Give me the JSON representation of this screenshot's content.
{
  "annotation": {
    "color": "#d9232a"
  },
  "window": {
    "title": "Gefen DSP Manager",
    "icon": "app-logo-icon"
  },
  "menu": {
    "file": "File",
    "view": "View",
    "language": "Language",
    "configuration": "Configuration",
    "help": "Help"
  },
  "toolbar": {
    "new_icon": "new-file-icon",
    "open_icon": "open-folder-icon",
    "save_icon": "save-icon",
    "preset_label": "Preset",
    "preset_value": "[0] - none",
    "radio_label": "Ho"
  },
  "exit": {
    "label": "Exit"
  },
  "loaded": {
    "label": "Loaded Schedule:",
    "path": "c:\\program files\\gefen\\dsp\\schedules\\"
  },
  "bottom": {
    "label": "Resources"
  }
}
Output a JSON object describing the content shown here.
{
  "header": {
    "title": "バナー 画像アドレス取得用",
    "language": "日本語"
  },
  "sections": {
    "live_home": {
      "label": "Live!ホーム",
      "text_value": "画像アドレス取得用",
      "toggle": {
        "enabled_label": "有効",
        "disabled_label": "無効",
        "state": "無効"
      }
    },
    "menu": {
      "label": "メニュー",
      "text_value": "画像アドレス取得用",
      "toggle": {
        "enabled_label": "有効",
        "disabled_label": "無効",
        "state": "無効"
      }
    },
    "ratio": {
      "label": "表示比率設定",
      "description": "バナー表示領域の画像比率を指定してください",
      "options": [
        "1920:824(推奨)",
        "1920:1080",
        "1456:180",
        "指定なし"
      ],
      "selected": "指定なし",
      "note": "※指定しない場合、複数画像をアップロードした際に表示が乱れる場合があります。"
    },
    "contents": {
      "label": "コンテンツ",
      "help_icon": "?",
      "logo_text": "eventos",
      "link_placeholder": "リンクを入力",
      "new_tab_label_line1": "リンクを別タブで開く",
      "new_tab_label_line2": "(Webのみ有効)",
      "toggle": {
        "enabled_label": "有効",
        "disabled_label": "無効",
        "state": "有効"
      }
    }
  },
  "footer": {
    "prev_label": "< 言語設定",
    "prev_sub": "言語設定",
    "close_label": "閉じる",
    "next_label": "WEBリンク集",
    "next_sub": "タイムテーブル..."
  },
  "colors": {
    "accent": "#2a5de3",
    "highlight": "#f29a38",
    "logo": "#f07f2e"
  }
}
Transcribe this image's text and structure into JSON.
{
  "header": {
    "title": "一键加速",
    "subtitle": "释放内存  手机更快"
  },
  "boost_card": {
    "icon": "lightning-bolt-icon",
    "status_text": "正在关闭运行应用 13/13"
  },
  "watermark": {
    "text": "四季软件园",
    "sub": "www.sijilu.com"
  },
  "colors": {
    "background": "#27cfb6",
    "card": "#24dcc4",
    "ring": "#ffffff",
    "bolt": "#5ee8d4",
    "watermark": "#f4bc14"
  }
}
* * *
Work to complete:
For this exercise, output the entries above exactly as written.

Response to the task:
Give me the JSON representation of this screenshot's content.
{
  "annotation": {
    "color": "#d9232a"
  },
  "window": {
    "title": "Gefen DSP Manager",
    "icon": "app-logo-icon"
  },
  "menu": {
    "file": "File",
    "view": "View",
    "language": "Language",
    "configuration": "Configuration",
    "help": "Help"
  },
  "toolbar": {
    "new_icon": "new-file-icon",
    "open_icon": "open-folder-icon",
    "save_icon": "save-icon",
    "preset_label": "Preset",
    "preset_value": "[0] - none",
    "radio_label": "Ho"
  },
  "exit": {
    "label": "Exit"
  },
  "loaded": {
    "label": "Loaded Schedule:",
    "path": "c:\\program files\\gefen\\dsp\\schedules\\"
  },
  "bottom": {
    "label": "Resources"
  }
}
Output a JSON object describing the content shown here.
{
  "header": {
    "title": "バナー 画像アドレス取得用",
    "language": "日本語"
  },
  "sections": {
    "live_home": {
      "label": "Live!ホーム",
      "text_value": "画像アドレス取得用",
      "toggle": {
        "enabled_label": "有効",
        "disabled_label": "無効",
        "state": "無効"
      }
    },
    "menu": {
      "label": "メニュー",
      "text_value": "画像アドレス取得用",
      "toggle": {
        "enabled_label": "有効",
        "disabled_label": "無効",
        "state": "無効"
      }
    },
    "ratio": {
      "label": "表示比率設定",
      "description": "バナー表示領域の画像比率を指定してください",
      "options": [
        "1920:824(推奨)",
        "1920:1080",
        "1456:180",
        "指定なし"
      ],
      "selected": "指定なし",
      "note": "※指定しない場合、複数画像をアップロードした際に表示が乱れる場合があります。"
    },
    "contents": {
      "label": "コンテンツ",
      "help_icon": "?",
      "logo_text": "eventos",
      "link_placeholder": "リンクを入力",
      "new_tab_label_line1": "リンクを別タブで開く",
      "new_tab_label_line2": "(Webのみ有効)",
      "toggle": {
        "enabled_label": "有効",
        "disabled_label": "無効",
        "state": "有効"
      }
    }
  },
  "footer": {
    "prev_label": "< 言語設定",
    "prev_sub": "言語設定",
    "close_label": "閉じる",
    "next_label": "WEBリンク集",
    "next_sub": "タイムテーブル..."
  },
  "colors": {
    "accent": "#2a5de3",
    "highlight": "#f29a38",
    "logo": "#f07f2e"
  }
}
Transcribe this image's text and structure into JSON.
{
  "header": {
    "title": "一键加速",
    "subtitle": "释放内存  手机更快"
  },
  "boost_card": {
    "icon": "lightning-bolt-icon",
    "status_text": "正在关闭运行应用 13/13"
  },
  "watermark": {
    "text": "四季软件园",
    "sub": "www.sijilu.com"
  },
  "colors": {
    "background": "#27cfb6",
    "card": "#24dcc4",
    "ring": "#ffffff",
    "bolt": "#5ee8d4",
    "watermark": "#f4bc14"
  }
}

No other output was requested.